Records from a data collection
------------------------------------------------

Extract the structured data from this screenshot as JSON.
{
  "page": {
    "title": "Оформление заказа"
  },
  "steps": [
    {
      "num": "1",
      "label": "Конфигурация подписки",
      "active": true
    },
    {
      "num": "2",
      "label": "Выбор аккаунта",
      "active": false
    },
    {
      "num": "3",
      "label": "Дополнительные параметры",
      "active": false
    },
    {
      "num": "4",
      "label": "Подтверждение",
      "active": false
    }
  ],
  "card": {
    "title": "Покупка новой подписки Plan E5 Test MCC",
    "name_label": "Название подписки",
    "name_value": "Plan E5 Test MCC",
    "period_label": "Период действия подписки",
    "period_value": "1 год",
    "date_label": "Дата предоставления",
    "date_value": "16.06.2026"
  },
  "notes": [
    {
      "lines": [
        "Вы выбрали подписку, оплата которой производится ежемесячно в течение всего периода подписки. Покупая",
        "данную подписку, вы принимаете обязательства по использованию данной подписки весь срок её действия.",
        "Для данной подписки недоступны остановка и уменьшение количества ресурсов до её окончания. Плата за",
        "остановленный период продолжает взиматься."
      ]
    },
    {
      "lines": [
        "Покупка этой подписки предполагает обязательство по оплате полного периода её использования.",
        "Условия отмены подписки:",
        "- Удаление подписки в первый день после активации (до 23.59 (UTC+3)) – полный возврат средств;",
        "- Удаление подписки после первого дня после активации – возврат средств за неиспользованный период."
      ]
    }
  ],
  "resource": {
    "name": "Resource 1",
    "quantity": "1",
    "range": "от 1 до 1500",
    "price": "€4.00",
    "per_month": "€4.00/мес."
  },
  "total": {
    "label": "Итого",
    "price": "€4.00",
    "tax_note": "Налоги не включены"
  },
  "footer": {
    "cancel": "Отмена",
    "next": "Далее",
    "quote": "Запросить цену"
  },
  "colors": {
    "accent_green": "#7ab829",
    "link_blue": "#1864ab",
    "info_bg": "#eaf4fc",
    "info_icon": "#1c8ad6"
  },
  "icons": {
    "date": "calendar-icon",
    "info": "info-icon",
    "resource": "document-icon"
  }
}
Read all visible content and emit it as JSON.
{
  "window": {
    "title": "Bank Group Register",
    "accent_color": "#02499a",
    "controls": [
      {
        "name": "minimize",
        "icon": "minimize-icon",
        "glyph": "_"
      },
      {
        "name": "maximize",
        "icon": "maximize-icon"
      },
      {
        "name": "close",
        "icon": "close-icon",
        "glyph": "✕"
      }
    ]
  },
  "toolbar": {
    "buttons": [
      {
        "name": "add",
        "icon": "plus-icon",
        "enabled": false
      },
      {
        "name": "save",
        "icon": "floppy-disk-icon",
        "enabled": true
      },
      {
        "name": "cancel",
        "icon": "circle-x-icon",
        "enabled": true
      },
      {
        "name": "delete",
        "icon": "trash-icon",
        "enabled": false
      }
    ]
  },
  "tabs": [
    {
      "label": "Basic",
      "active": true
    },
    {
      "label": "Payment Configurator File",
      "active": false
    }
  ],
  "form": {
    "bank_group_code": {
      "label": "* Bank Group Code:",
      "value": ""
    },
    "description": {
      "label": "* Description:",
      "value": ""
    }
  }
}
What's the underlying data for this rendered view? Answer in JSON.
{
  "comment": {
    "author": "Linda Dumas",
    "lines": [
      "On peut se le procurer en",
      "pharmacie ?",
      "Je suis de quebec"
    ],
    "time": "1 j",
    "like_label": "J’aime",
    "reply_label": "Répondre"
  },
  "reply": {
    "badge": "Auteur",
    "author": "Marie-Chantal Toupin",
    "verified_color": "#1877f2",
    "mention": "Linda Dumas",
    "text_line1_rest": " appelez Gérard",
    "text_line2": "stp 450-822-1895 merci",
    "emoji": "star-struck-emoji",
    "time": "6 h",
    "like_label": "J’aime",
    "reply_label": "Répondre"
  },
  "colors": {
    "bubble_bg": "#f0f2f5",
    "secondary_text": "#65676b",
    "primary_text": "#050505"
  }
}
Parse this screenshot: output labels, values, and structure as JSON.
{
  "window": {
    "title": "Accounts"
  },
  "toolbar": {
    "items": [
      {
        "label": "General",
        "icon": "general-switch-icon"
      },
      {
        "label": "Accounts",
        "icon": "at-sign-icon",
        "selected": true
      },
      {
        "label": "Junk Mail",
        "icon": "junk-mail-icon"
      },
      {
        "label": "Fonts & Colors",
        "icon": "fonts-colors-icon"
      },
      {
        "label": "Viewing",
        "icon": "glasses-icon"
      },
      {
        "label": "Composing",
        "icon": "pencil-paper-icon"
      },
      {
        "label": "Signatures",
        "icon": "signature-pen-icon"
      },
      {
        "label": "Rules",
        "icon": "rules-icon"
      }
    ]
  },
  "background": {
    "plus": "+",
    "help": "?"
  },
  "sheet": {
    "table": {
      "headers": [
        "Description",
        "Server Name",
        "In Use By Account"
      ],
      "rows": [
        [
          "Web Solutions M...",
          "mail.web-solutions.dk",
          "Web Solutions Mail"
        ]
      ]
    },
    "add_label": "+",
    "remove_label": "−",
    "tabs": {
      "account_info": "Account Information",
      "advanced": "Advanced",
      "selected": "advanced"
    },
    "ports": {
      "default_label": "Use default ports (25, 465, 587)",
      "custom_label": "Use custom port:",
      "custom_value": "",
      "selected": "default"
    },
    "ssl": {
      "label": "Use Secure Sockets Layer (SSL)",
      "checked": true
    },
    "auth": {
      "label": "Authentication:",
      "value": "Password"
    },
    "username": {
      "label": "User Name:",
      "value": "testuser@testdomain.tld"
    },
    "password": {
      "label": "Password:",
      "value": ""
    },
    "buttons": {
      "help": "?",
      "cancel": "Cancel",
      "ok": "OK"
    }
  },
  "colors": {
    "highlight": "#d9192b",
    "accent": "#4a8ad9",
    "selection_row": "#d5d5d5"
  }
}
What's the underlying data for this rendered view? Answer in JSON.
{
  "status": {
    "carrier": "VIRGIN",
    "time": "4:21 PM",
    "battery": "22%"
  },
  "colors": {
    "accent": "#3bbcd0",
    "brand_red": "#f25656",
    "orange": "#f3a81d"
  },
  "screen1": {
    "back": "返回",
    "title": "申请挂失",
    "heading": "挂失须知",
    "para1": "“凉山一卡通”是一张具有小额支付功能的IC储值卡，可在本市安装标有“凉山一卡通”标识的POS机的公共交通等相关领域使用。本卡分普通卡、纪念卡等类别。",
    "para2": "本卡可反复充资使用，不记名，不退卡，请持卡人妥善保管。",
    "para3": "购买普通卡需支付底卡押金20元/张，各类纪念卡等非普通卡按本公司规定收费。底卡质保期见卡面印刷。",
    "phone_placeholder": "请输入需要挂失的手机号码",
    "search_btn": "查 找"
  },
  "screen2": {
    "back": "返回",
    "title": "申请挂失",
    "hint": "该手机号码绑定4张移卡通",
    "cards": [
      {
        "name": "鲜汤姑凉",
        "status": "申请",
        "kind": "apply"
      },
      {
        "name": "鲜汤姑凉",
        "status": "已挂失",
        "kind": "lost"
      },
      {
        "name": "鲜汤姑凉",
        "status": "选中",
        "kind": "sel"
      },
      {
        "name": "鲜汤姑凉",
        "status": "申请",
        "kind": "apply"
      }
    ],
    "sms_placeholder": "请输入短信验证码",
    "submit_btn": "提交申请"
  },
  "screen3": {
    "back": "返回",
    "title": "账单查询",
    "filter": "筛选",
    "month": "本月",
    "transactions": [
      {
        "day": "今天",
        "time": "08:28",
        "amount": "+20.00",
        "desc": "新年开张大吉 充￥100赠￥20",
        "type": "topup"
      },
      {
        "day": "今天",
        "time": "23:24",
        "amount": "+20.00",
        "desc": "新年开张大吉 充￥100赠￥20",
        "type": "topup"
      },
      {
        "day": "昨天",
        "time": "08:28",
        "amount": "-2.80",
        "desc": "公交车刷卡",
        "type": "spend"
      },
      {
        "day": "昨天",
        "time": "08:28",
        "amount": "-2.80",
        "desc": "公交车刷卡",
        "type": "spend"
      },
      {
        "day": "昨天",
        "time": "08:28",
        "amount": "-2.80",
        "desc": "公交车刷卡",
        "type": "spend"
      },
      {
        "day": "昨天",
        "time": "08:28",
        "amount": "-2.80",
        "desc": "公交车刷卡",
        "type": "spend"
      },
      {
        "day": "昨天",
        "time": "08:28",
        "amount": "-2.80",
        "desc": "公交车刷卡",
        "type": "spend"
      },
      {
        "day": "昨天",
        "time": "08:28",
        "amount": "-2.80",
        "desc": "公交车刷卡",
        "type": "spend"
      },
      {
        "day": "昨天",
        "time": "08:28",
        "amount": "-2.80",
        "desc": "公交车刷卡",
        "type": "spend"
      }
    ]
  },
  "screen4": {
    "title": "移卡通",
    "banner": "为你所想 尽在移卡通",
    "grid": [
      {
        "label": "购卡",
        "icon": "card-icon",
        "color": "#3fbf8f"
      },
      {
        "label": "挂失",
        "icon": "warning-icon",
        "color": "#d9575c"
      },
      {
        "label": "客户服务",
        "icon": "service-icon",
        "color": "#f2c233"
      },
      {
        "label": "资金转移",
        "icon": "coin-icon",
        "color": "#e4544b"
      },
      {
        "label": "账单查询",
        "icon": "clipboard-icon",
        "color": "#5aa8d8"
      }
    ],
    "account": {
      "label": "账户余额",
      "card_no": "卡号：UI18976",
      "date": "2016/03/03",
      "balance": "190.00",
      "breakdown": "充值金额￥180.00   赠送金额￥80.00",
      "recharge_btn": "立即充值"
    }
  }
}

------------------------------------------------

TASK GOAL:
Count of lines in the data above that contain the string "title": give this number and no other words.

SOLUTION TO THIS PROBLEM:
8